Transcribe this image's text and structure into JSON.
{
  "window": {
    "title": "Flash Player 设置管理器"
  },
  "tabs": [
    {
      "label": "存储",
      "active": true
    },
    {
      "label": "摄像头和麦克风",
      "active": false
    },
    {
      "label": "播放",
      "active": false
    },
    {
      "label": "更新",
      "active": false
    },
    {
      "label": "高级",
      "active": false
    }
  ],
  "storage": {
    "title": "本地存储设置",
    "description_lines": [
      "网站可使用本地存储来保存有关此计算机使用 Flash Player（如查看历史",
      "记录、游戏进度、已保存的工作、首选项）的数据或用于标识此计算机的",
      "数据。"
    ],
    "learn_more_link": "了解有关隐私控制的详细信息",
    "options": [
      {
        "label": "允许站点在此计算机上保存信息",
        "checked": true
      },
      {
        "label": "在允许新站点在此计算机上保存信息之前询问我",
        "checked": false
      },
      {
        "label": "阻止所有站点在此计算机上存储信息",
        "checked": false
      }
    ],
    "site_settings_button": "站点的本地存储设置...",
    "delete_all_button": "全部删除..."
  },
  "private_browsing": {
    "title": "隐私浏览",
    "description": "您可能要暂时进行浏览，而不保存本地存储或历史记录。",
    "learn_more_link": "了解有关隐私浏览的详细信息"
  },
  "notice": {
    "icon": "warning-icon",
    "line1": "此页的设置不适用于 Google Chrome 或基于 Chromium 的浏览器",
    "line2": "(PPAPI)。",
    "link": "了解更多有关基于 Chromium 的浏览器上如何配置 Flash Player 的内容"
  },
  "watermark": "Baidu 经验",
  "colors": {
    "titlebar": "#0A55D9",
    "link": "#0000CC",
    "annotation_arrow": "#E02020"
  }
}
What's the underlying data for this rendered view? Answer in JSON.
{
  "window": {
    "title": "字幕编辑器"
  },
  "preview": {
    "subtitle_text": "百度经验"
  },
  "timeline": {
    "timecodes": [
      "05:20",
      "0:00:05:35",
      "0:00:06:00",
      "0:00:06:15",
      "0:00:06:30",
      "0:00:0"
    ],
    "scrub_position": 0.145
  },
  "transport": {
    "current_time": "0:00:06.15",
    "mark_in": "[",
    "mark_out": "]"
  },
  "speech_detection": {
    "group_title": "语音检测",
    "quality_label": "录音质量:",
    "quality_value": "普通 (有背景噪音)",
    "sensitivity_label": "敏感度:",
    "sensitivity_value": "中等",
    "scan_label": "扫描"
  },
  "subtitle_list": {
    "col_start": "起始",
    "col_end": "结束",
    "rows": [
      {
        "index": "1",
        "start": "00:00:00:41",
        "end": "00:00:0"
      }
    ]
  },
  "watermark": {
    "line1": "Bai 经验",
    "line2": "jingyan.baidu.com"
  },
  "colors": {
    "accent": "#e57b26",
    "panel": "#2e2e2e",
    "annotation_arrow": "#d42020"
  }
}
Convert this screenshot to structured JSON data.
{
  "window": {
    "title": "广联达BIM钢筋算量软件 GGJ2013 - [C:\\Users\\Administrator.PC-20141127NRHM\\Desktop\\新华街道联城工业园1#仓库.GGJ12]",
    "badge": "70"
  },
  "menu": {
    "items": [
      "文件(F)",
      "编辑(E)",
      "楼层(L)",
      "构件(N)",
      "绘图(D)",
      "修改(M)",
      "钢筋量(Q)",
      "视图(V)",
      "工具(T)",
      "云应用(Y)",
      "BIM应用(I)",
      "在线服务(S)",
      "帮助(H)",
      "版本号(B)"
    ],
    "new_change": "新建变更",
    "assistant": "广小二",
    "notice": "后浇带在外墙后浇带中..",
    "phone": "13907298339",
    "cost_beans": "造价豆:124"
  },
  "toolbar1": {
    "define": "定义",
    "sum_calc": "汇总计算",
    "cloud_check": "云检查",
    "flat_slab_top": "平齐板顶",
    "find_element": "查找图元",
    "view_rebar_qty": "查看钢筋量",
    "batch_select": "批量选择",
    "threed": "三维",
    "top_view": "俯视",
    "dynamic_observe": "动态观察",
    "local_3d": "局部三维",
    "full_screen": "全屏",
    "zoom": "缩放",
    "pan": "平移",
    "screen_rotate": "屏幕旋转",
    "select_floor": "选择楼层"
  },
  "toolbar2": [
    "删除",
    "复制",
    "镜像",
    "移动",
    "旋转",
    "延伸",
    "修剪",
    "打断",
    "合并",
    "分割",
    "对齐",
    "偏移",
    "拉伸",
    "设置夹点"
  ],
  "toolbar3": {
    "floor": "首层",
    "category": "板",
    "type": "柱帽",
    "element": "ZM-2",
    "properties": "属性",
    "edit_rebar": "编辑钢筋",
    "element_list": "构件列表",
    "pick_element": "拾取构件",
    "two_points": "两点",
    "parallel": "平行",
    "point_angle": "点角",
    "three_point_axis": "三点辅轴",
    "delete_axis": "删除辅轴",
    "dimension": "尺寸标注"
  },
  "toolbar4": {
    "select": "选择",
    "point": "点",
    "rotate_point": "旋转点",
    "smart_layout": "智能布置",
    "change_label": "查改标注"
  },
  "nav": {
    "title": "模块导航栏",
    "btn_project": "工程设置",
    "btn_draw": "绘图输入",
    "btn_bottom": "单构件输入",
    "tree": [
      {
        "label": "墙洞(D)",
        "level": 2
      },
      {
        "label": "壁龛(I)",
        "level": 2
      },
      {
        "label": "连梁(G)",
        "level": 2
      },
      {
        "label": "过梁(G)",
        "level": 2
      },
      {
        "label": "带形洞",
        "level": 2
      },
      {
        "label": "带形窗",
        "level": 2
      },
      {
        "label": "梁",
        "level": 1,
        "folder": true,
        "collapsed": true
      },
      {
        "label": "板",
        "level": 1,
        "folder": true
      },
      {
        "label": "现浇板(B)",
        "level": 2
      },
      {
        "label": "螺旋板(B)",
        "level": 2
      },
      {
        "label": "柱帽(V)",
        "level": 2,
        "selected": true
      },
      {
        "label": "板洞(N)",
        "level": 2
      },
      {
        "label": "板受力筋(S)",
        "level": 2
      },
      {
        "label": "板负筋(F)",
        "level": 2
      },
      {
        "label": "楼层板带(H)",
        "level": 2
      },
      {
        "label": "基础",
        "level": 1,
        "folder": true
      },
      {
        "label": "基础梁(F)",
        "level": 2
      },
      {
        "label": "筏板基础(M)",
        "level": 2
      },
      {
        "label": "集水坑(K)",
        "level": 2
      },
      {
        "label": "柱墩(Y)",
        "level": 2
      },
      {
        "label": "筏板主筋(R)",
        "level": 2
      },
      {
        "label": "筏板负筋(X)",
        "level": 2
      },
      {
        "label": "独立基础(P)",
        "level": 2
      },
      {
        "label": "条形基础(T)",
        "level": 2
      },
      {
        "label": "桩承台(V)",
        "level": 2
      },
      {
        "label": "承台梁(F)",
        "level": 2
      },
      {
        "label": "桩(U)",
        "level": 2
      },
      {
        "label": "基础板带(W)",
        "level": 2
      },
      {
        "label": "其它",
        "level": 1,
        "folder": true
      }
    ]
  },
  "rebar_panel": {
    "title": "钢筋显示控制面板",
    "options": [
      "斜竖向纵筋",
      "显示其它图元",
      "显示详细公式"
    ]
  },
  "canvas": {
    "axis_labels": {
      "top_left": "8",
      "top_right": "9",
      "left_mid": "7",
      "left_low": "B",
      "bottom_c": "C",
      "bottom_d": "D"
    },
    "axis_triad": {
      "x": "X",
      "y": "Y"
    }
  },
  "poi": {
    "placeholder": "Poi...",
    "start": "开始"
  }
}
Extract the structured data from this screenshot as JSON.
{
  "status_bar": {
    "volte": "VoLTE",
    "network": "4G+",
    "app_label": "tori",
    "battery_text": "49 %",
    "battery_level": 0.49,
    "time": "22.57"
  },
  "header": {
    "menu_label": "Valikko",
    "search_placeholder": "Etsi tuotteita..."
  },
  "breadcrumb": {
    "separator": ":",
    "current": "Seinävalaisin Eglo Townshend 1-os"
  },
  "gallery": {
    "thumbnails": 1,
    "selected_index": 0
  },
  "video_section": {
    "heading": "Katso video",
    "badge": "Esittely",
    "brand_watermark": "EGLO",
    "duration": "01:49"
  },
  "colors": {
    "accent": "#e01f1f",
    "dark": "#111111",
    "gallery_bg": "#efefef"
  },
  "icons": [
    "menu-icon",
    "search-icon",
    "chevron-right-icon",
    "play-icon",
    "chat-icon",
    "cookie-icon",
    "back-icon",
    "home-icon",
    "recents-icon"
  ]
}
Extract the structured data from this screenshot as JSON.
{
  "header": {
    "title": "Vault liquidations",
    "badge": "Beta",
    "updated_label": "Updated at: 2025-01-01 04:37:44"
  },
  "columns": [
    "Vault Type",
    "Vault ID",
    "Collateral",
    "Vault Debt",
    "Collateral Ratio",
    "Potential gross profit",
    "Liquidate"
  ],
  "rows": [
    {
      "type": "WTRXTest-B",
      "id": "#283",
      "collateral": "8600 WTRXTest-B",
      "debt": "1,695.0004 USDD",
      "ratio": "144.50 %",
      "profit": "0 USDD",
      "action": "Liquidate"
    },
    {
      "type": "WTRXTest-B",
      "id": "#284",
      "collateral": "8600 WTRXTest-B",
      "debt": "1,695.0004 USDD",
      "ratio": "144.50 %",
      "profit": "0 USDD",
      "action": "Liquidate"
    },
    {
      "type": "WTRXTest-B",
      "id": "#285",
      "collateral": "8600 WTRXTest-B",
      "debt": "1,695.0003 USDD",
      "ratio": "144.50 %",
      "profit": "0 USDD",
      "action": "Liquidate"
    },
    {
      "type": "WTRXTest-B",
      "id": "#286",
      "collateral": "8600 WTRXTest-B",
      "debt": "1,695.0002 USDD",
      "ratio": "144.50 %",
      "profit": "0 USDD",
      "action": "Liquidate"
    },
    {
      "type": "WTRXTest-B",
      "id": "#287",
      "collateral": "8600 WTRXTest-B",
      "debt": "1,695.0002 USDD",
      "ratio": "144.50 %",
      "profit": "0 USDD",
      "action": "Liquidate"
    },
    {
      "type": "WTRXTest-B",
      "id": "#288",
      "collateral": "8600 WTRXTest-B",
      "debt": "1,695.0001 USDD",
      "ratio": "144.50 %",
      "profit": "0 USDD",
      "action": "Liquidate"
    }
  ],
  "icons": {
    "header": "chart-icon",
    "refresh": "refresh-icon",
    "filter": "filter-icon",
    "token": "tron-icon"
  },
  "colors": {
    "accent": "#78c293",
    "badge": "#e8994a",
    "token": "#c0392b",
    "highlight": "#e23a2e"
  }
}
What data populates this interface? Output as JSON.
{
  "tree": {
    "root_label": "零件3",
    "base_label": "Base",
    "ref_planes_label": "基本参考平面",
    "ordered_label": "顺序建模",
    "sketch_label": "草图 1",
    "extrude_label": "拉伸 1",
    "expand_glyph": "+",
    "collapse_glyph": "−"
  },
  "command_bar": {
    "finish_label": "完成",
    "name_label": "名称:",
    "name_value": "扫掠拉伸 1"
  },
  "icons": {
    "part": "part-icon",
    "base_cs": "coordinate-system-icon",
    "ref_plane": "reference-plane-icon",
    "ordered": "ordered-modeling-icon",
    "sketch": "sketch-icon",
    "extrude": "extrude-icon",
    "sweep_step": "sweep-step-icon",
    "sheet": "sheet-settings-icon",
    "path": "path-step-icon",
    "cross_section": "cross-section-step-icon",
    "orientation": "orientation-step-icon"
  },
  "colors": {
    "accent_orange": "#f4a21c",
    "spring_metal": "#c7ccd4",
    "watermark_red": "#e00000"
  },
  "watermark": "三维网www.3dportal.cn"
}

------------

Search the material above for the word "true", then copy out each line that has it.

      "active": true
        "checked": true
        "folder": true,
        "collapsed": true
        "folder": true
        "selected": true
        "folder": true
        "folder": true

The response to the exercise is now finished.